Figure 7 (a) A bomb calorimeter is used to measure heat

produced by reactions involving gaseous reactants or products, such as combustion. (b) The reactants are contained in the gas-tight “bomb,” which is submerged in water and surrounded by insulating materials. (credit a: modification of work by “Harbor1”/Wikimedia commons) Click on this link to view how a bomb calorimeter is prepared for action. This site shows calorimetric calculations using sample data.

Example 5: Bomb Calorimetry

When 3.12 g of glucose, C6H12O6, is burned in a bomb calorimeter, the temperature of the calorimeter

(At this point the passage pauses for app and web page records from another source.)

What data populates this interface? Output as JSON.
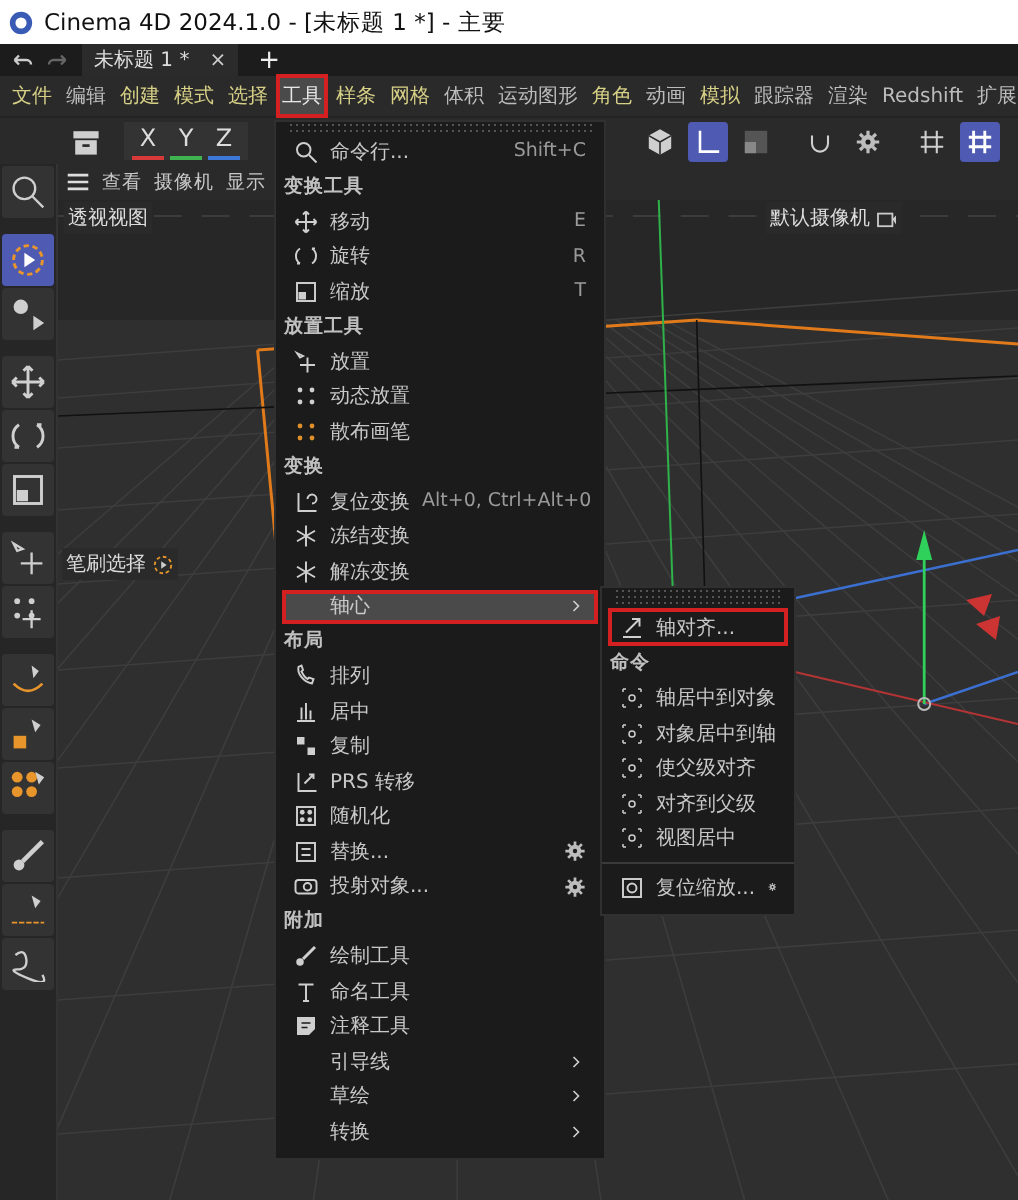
{
  "window": {
    "title": "Cinema 4D 2024.1.0 - [未标题 1 *] - 主要"
  },
  "doc_tabs": [
    {
      "label": "未标题 1 *",
      "close": "×",
      "selected": true
    }
  ],
  "new_tab": "+",
  "menu_bar": [
    {
      "label": "文件",
      "color": "#d6cf86",
      "selected": false,
      "marked": false
    },
    {
      "label": "编辑",
      "color": "#bcbcbc",
      "selected": false,
      "marked": false
    },
    {
      "label": "创建",
      "color": "#d6cf86",
      "selected": false,
      "marked": false
    },
    {
      "label": "模式",
      "color": "#d6cf86",
      "selected": false,
      "marked": false
    },
    {
      "label": "选择",
      "color": "#d6cf86",
      "selected": false,
      "marked": false
    },
    {
      "label": "工具",
      "color": "#e8e8e8",
      "selected": true,
      "marked": true
    },
    {
      "label": "样条",
      "color": "#d6cf86",
      "selected": false,
      "marked": false
    },
    {
      "label": "网格",
      "color": "#d6cf86",
      "selected": false,
      "marked": false
    },
    {
      "label": "体积",
      "color": "#bcbcbc",
      "selected": false,
      "marked": false
    },
    {
      "label": "运动图形",
      "color": "#bcbcbc",
      "selected": false,
      "marked": false
    },
    {
      "label": "角色",
      "color": "#d6cf86",
      "selected": false,
      "marked": false
    },
    {
      "label": "动画",
      "color": "#bcbcbc",
      "selected": false,
      "marked": false
    },
    {
      "label": "模拟",
      "color": "#d6cf86",
      "selected": false,
      "marked": false
    },
    {
      "label": "跟踪器",
      "color": "#bcbcbc",
      "selected": false,
      "marked": false
    },
    {
      "label": "渲染",
      "color": "#bcbcbc",
      "selected": false,
      "marked": false
    },
    {
      "label": "Redshift",
      "color": "#bcbcbc",
      "selected": false,
      "marked": false
    },
    {
      "label": "扩展",
      "color": "#bcbcbc",
      "selected": false,
      "marked": false
    }
  ],
  "toolbar": {
    "axes": [
      {
        "label": "X",
        "color": "#d83a3a"
      },
      {
        "label": "Y",
        "color": "#3fb34f"
      },
      {
        "label": "Z",
        "color": "#3b78d8"
      }
    ],
    "toggles": [
      {
        "selected": false
      },
      {
        "selected": true
      },
      {
        "selected": false
      },
      {
        "selected": false
      },
      {
        "selected": false
      },
      {
        "selected": false
      },
      {
        "selected": true
      }
    ]
  },
  "left_tools": [
    {
      "selected": false
    },
    {
      "selected": true
    },
    {
      "selected": false
    },
    {
      "selected": false
    },
    {
      "selected": false
    },
    {
      "selected": false
    },
    {
      "selected": false
    },
    {
      "selected": false
    },
    {
      "selected": false
    },
    {
      "selected": false
    },
    {
      "selected": false
    },
    {
      "selected": false
    },
    {
      "selected": false
    },
    {
      "selected": false
    }
  ],
  "viewport": {
    "menu": [
      "查看",
      "摄像机",
      "显示"
    ],
    "view_name": "透视视图",
    "camera": "默认摄像机",
    "tooltip": "笔刷选择"
  },
  "tools_menu": {
    "items": [
      {
        "kind": "item",
        "label": "命令行...",
        "shortcut": "Shift+C",
        "selected": false,
        "marked": false
      },
      {
        "kind": "section",
        "label": "变换工具"
      },
      {
        "kind": "item",
        "label": "移动",
        "shortcut": "E",
        "selected": false,
        "marked": false
      },
      {
        "kind": "item",
        "label": "旋转",
        "shortcut": "R",
        "selected": false,
        "marked": false
      },
      {
        "kind": "item",
        "label": "缩放",
        "shortcut": "T",
        "selected": false,
        "marked": false
      },
      {
        "kind": "section",
        "label": "放置工具"
      },
      {
        "kind": "item",
        "label": "放置",
        "selected": false,
        "marked": false
      },
      {
        "kind": "item",
        "label": "动态放置",
        "selected": false,
        "marked": false
      },
      {
        "kind": "item",
        "label": "散布画笔",
        "selected": false,
        "marked": false
      },
      {
        "kind": "section",
        "label": "变换"
      },
      {
        "kind": "item",
        "label": "复位变换",
        "shortcut": "Alt+0, Ctrl+Alt+0",
        "selected": false,
        "marked": false
      },
      {
        "kind": "item",
        "label": "冻结变换",
        "selected": false,
        "marked": false
      },
      {
        "kind": "item",
        "label": "解冻变换",
        "selected": false,
        "marked": false
      },
      {
        "kind": "submenu",
        "label": "轴心",
        "selected": true,
        "marked": true
      },
      {
        "kind": "section",
        "label": "布局"
      },
      {
        "kind": "item",
        "label": "排列",
        "selected": false,
        "marked": false
      },
      {
        "kind": "item",
        "label": "居中",
        "selected": false,
        "marked": false
      },
      {
        "kind": "item",
        "label": "复制",
        "selected": false,
        "marked": false
      },
      {
        "kind": "item",
        "label": "PRS 转移",
        "selected": false,
        "marked": false
      },
      {
        "kind": "item",
        "label": "随机化",
        "selected": false,
        "marked": false
      },
      {
        "kind": "item",
        "label": "替换...",
        "options": true,
        "selected": false,
        "marked": false
      },
      {
        "kind": "item",
        "label": "投射对象...",
        "options": true,
        "selected": false,
        "marked": false
      },
      {
        "kind": "section",
        "label": "附加"
      },
      {
        "kind": "item",
        "label": "绘制工具",
        "selected": false,
        "marked": false
      },
      {
        "kind": "item",
        "label": "命名工具",
        "selected": false,
        "marked": false
      },
      {
        "kind": "item",
        "label": "注释工具",
        "selected": false,
        "marked": false
      },
      {
        "kind": "submenu",
        "label": "引导线",
        "selected": false,
        "marked": false
      },
      {
        "kind": "submenu",
        "label": "草绘",
        "selected": false,
        "marked": false
      },
      {
        "kind": "submenu",
        "label": "转换",
        "selected": false,
        "marked": false
      }
    ]
  },
  "axis_submenu": {
    "items": [
      {
        "kind": "item",
        "label": "轴对齐...",
        "selected": false,
        "marked": true
      },
      {
        "kind": "section",
        "label": "命令"
      },
      {
        "kind": "item",
        "label": "轴居中到对象",
        "selected": false,
        "marked": false
      },
      {
        "kind": "item",
        "label": "对象居中到轴",
        "selected": false,
        "marked": false
      },
      {
        "kind": "item",
        "label": "使父级对齐",
        "selected": false,
        "marked": false
      },
      {
        "kind": "item",
        "label": "对齐到父级",
        "selected": false,
        "marked": false
      },
      {
        "kind": "item",
        "label": "视图居中",
        "selected": false,
        "marked": false
      },
      {
        "kind": "divider"
      },
      {
        "kind": "item",
        "label": "复位缩放...",
        "options": true,
        "selected": false,
        "marked": false
      }
    ]
  }
}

increases from 23.8 °C to 35.6 °C. The calorimeter contains 775 g of water, and the bomb itself has a heat capacity of 893 J/°C. How much heat was produced by the combustion of the glucose sample? Solution

The combustion produces heat that is primarily absorbed by the water and the bomb. (The amounts of heat absorbed by the reaction products and the unreacted excess oxygen are relatively small and dealing with them is beyond the scope of this text. We will neglect them in our calculations.)

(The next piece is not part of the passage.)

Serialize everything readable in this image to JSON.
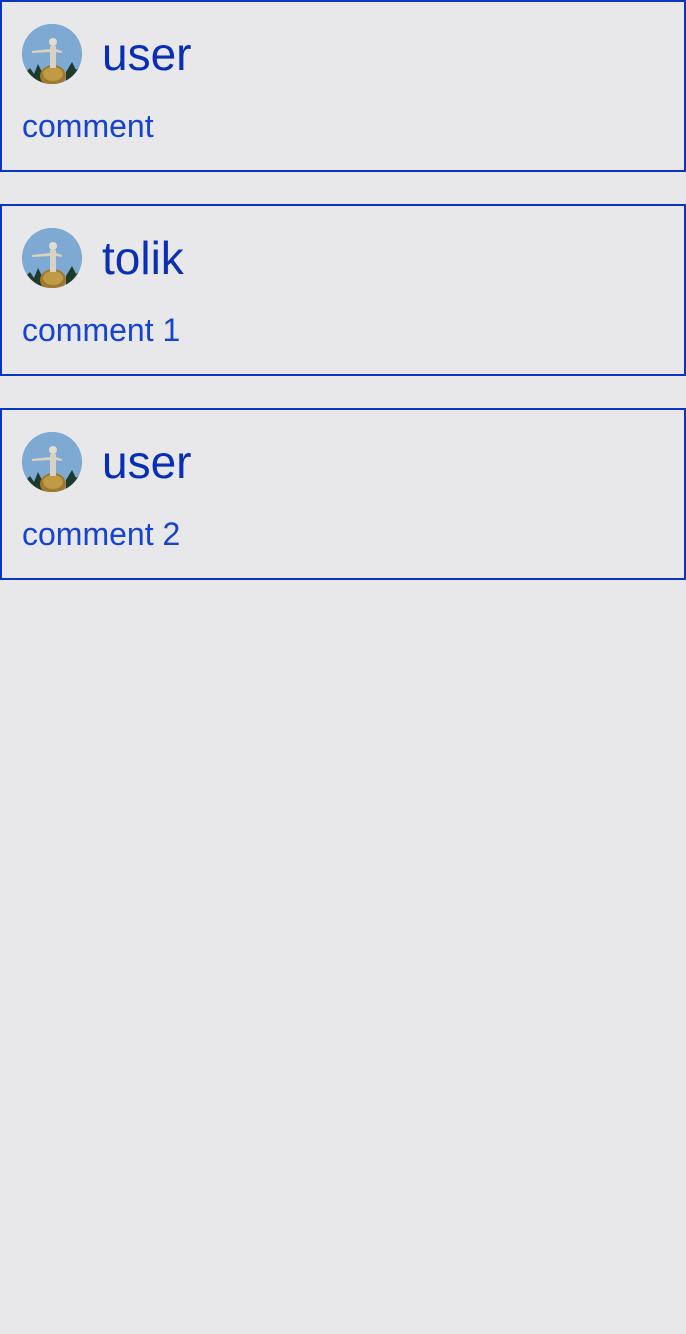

The heat produced by the reaction is absorbed by the water and the bomb: qrxn = −(qwater + qbomb)

= −[(4.184J/g°C) × (775 g) × (35.6°C − 23.8°C) + 893J/°C × (35.6°C − 23.8°C)] = −(38,300J + 10,500J)

=−48,800 J = −48.8 kJ

This reaction released 48.7 kJ of heat when 3.12 g of glucose was burned. Check Your Learning

When 0.963 g of benzene, C6H6, is burned in a bomb calorimeter, the temperature of the calorimeter increases by 8.39 °C. The bomb has a heat capacity of 784 J/°C and is submerged in 925 mL of water. How much heat was produced by the combustion of the glucose sample?

Answer: 39.0 kJ

Since the first one was constructed in 1899, 35 calorimeters have been built to measure the heat produced by a living person.[1] These whole-body calorimeters of various designs are large enough to hold an

individual human being. More recently, whole-room calorimeters allow for relatively normal activities to be performed, and these calorimeters generate data that more closely reflect the real world. These calorimeters are used to measure the metabolism of individuals under different environmental conditions, different dietary regimes, and with different health conditions, such as diabetes. In humans, metabolism is typically measured in Calories per day. A nutritional calorie (Calorie) is the energy unit used to quantify the amount of energy derived from the metabolism of foods; one Calorie is equal to 1000 calories (1 kcal), the amount of energy needed to heat 1 kg of water by 1 °C.

In document Chemistry of Cooking (Page 70-73)